Whereas, it is established that particulate pollution associated with smoke from wildland fires causes exacerbation of respiratory diseases, there are additional complexities associated with urban settings. In an urban setting, smoke pollution could co-occur with ozone pollution, exacerbating the effect of smoke. Further, depending upon the nature of the wildland fire, smoke plumes could interact with ozone chemistry, enhancing the production of ozone and leading to both particulate and ozone exceedances. Houston, TX, is an urban center where such concerns are relevant, as there is frequent intrusion of smoke from wildland fires within the United States and also from Mexico and Central America.

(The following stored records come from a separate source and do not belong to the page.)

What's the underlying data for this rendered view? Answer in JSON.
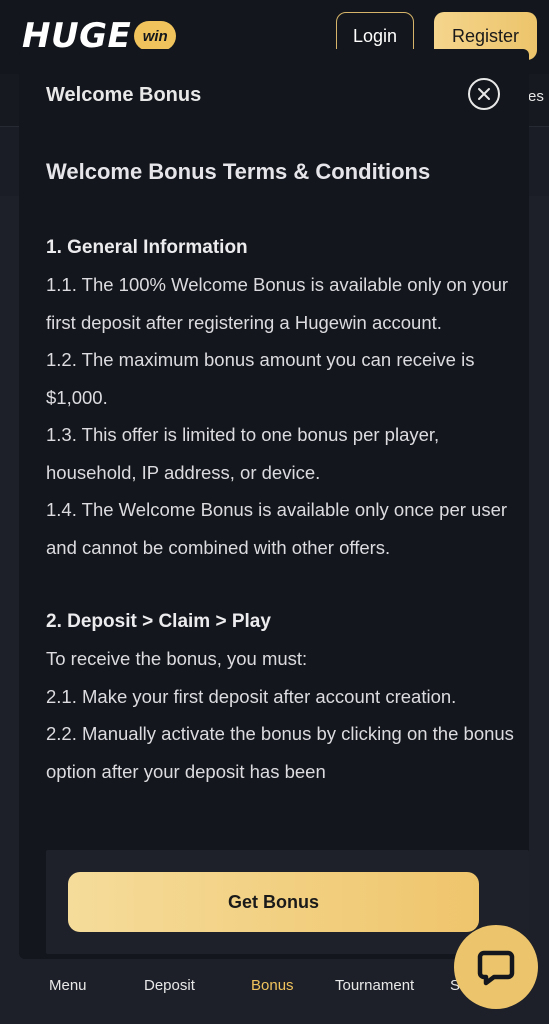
{
  "header": {
    "logo_main": "HUGE",
    "logo_badge": "win",
    "login_label": "Login",
    "register_label": "Register"
  },
  "background": {
    "peek_text": "es"
  },
  "modal": {
    "title": "Welcome Bonus",
    "terms_heading": "Welcome Bonus Terms & Conditions",
    "sections": [
      {
        "title": "1. General Information",
        "items": [
          "1.1. The 100% Welcome Bonus is available only on your first deposit after registering a Hugewin account.",
          "1.2. The maximum bonus amount you can receive is $1,000.",
          "1.3. This offer is limited to one bonus per player, household, IP address, or device.",
          "1.4. The Welcome Bonus is available only once per user and cannot be combined with other offers."
        ]
      },
      {
        "title": "2. Deposit > Claim > Play",
        "items": [
          "To receive the bonus, you must:",
          "2.1. Make your first deposit after account creation.",
          "2.2. Manually activate the bonus by clicking on the bonus option after your deposit has been"
        ]
      }
    ],
    "cta_label": "Get Bonus"
  },
  "bottom_nav": {
    "items": [
      "Menu",
      "Deposit",
      "Bonus",
      "Tournament",
      "S"
    ],
    "active": "Bonus"
  },
  "colors": {
    "accent": "#ecc46b",
    "modal_bg": "#13161c",
    "page_bg": "#1d2029"
  },
  "icons": {
    "close": "close-icon",
    "chat": "chat-icon"
  }
}
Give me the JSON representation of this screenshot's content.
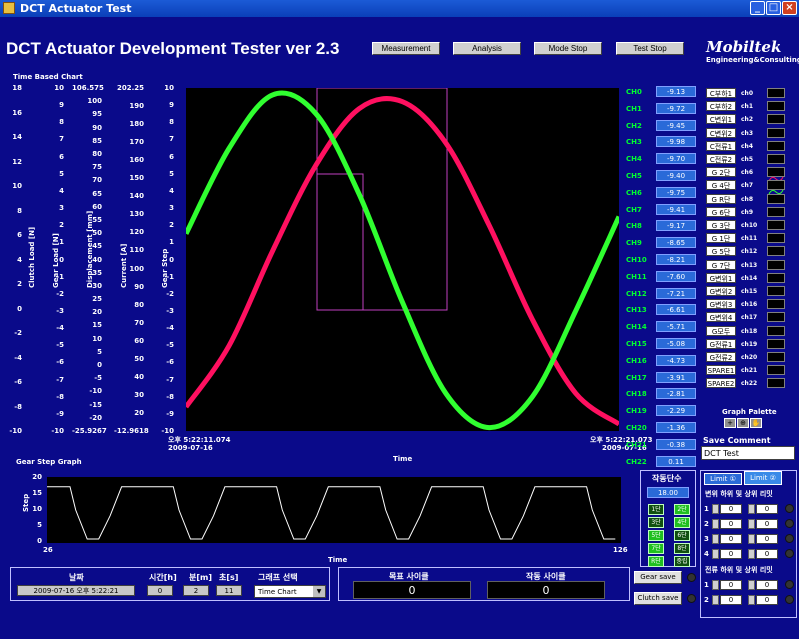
{
  "window": {
    "title": "DCT Actuator Test"
  },
  "header": {
    "app_title": "DCT Actuator Development Tester ver 2.3",
    "buttons": [
      "Measurement",
      "Analysis",
      "Mode Stop",
      "Test Stop"
    ],
    "logo": "Mobiltek",
    "logo_sub": "Engineering&Consulting"
  },
  "time_chart": {
    "section_label": "Time Based Chart",
    "axes": [
      {
        "name": "Clutch Load [N]",
        "ticks": [
          "18",
          "16",
          "14",
          "12",
          "10",
          "8",
          "6",
          "4",
          "2",
          "0",
          "-2",
          "-4",
          "-6",
          "-8",
          "-10"
        ]
      },
      {
        "name": "Gear Load [N]",
        "ticks": [
          "10",
          "9",
          "8",
          "7",
          "6",
          "5",
          "4",
          "3",
          "2",
          "1",
          "0",
          "-1",
          "-2",
          "-3",
          "-4",
          "-5",
          "-6",
          "-7",
          "-8",
          "-9",
          "-10"
        ]
      },
      {
        "name": "Displacement [mm]",
        "ticks": [
          "106.575",
          "100",
          "95",
          "90",
          "85",
          "80",
          "75",
          "70",
          "65",
          "60",
          "55",
          "50",
          "45",
          "40",
          "35",
          "30",
          "25",
          "20",
          "15",
          "10",
          "5",
          "0",
          "-5",
          "-10",
          "-15",
          "-20",
          "-25.9267"
        ]
      },
      {
        "name": "Current [A]",
        "ticks": [
          "202.25",
          "190",
          "180",
          "170",
          "160",
          "150",
          "140",
          "130",
          "120",
          "110",
          "100",
          "90",
          "80",
          "70",
          "60",
          "50",
          "40",
          "30",
          "20",
          "-12.9618"
        ]
      },
      {
        "name": "Gear Step",
        "ticks": [
          "10",
          "9",
          "8",
          "7",
          "6",
          "5",
          "4",
          "3",
          "2",
          "1",
          "0",
          "-1",
          "-2",
          "-3",
          "-4",
          "-5",
          "-6",
          "-7",
          "-8",
          "-9",
          "-10"
        ]
      }
    ],
    "x_start": {
      "time": "오후 5:22:11.074",
      "date": "2009-07-16"
    },
    "x_end": {
      "time": "오후 5:22:21.073",
      "date": "2009-07-16"
    },
    "x_label": "Time"
  },
  "chart_data": [
    {
      "type": "line",
      "title": "Time Based Chart",
      "xlabel": "Time",
      "ylabel": "Gear Step",
      "ylim": [
        -10,
        10
      ],
      "series": [
        {
          "name": "ch6",
          "color": "#ff1060",
          "x": [
            0,
            1,
            2,
            3,
            4,
            5,
            6,
            7,
            8,
            9,
            10
          ],
          "values": [
            -8.6,
            -5.0,
            0.5,
            5.5,
            8.8,
            9.2,
            6.8,
            2.0,
            -3.5,
            -7.8,
            -9.6
          ]
        },
        {
          "name": "ch7",
          "color": "#30ff30",
          "x": [
            0,
            1,
            2,
            3,
            4,
            5,
            6,
            7,
            8,
            9,
            10
          ],
          "values": [
            1.5,
            6.5,
            9.6,
            8.5,
            3.8,
            -2.5,
            -7.8,
            -9.8,
            -8.0,
            -3.0,
            2.5
          ]
        }
      ]
    },
    {
      "type": "line",
      "title": "Gear Step Graph",
      "xlabel": "Time",
      "ylabel": "Step",
      "ylim": [
        0,
        20
      ],
      "xlim": [
        26,
        126
      ],
      "series": [
        {
          "name": "Step",
          "color": "#ffffff",
          "x": [
            26,
            28,
            30,
            31,
            33,
            35,
            37,
            39,
            40,
            42,
            44
          ],
          "values": [
            18,
            18,
            18,
            10,
            0,
            0,
            8,
            18,
            18,
            18,
            18
          ]
        }
      ]
    }
  ],
  "channels": {
    "labels": [
      "CH0",
      "CH1",
      "CH2",
      "CH3",
      "CH4",
      "CH5",
      "CH6",
      "CH7",
      "CH8",
      "CH9",
      "CH10",
      "CH11",
      "CH12",
      "CH13",
      "CH14",
      "CH15",
      "CH16",
      "CH17",
      "CH18",
      "CH19",
      "CH20",
      "CH21",
      "CH22"
    ],
    "values": [
      "-9.13",
      "-9.72",
      "-9.45",
      "-9.98",
      "-9.70",
      "-9.40",
      "-9.75",
      "-9.41",
      "-9.17",
      "-8.65",
      "-8.21",
      "-7.60",
      "-7.21",
      "-6.61",
      "-5.71",
      "-5.08",
      "-4.73",
      "-3.91",
      "-2.81",
      "-2.29",
      "-1.36",
      "-0.38",
      "0.11"
    ]
  },
  "legend": {
    "names": [
      "C부하1",
      "C부하2",
      "C변위1",
      "C변위2",
      "C전류1",
      "C전류2",
      "G 2단",
      "G 4단",
      "G R단",
      "G 6단",
      "G 3단",
      "G 1단",
      "G 5단",
      "G 7단",
      "G변위1",
      "G변위2",
      "G변위3",
      "G변위4",
      "G모두",
      "G전류1",
      "G전류2",
      "SPARE1",
      "SPARE2"
    ],
    "channels": [
      "ch0",
      "ch1",
      "ch2",
      "ch3",
      "ch4",
      "ch5",
      "ch6",
      "ch7",
      "ch8",
      "ch9",
      "ch10",
      "ch11",
      "ch12",
      "ch13",
      "ch14",
      "ch15",
      "ch16",
      "ch17",
      "ch18",
      "ch19",
      "ch20",
      "ch21",
      "ch22"
    ],
    "palette_label": "Graph Palette"
  },
  "save_comment": {
    "label": "Save Comment",
    "value": "DCT Test"
  },
  "gear_step_graph": {
    "label": "Gear Step Graph",
    "y_label": "Step",
    "x_label": "Time",
    "y_ticks": [
      "20",
      "15",
      "10",
      "5",
      "0"
    ],
    "x_min": "26",
    "x_max": "126"
  },
  "step_panel": {
    "title": "작동단수",
    "value": "18.00",
    "buttons": [
      "1단",
      "2단",
      "3단",
      "4단",
      "5단",
      "6단",
      "7단",
      "8단",
      "R단",
      "중립"
    ]
  },
  "limit_panel": {
    "tabs": [
      "Limit ①",
      "Limit ②"
    ],
    "section1": "변위 하위 및 상위 리밋",
    "section2": "전류 하위 및 상위 리밋",
    "rows1": [
      "1",
      "2",
      "3",
      "4"
    ],
    "rows2": [
      "1",
      "2"
    ],
    "field_value": "0"
  },
  "bottom": {
    "date_label": "날짜",
    "date_value": "2009-07-16 오후 5:22:21",
    "hour_label": "시간[h]",
    "hour_value": "0",
    "min_label": "분[m]",
    "min_value": "2",
    "sec_label": "초[s]",
    "sec_value": "11",
    "graph_select_label": "그래프 선택",
    "graph_select_value": "Time Chart",
    "target_cycle_label": "목표 사이클",
    "target_cycle_value": "0",
    "run_cycle_label": "작동 사이클",
    "run_cycle_value": "0",
    "gear_save": "Gear save",
    "clutch_save": "Clutch save"
  }
}
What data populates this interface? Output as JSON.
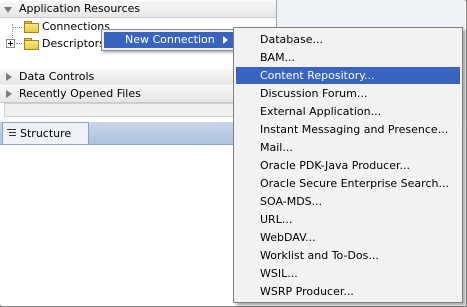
{
  "panel": {
    "application_resources": "Application Resources",
    "connections": "Connections",
    "descriptors": "Descriptors",
    "data_controls": "Data Controls",
    "recently_opened": "Recently Opened Files",
    "structure_tab": "Structure"
  },
  "context_menu": {
    "new_connection": "New Connection"
  },
  "submenu": {
    "items": [
      {
        "label": "Database..."
      },
      {
        "label": "BAM..."
      },
      {
        "label": "Content Repository..."
      },
      {
        "label": "Discussion Forum..."
      },
      {
        "label": "External Application..."
      },
      {
        "label": "Instant Messaging and Presence..."
      },
      {
        "label": "Mail..."
      },
      {
        "label": "Oracle PDK-Java Producer..."
      },
      {
        "label": "Oracle Secure Enterprise Search..."
      },
      {
        "label": "SOA-MDS..."
      },
      {
        "label": "URL..."
      },
      {
        "label": "WebDAV..."
      },
      {
        "label": "Worklist and To-Dos..."
      },
      {
        "label": "WSIL..."
      },
      {
        "label": "WSRP Producer..."
      }
    ],
    "selected": "Content Repository..."
  },
  "colors": {
    "selection": "#3863bf",
    "menu_bg": "#f2f2f2",
    "tab_bar": "#aec2df"
  }
}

In this context, the differences in hospital admissions in Houston, TX during wildland fire events are examined. The Healthcare Cost and Utilization Project (H*CUP) Nationwide Inpatient Sample (NIS) database is being utilized for this purpose. Occurrence of smoke in the study region is determined through the use of National Oceanic and Atmospheric Administration (NOAA) Hazard Mapping System (HMS). Inpatient admission statistics from H*CUP are categorized based on the International Classification of Diseases-9th Revision (ICD-9) for asthma, chronic obstructive pulmonary disease (COPD), bronchitis, and other respiratory diseases such as pneumonia that are present as a primary or secondary diagnosis. The following analysis based on this dataset will be presented. Based on the diagnoses categorization, counts of inpatient admissions for similar diagnoses are compared for a two-week period before and after the time of the wildland fire event. Because weekday and weekend admission rates can differ, pre-fire weekday and weekend admissions are also be compared. Differences in lengths of stay for the disorders, including both pre- and post-fire periods, are also calculated.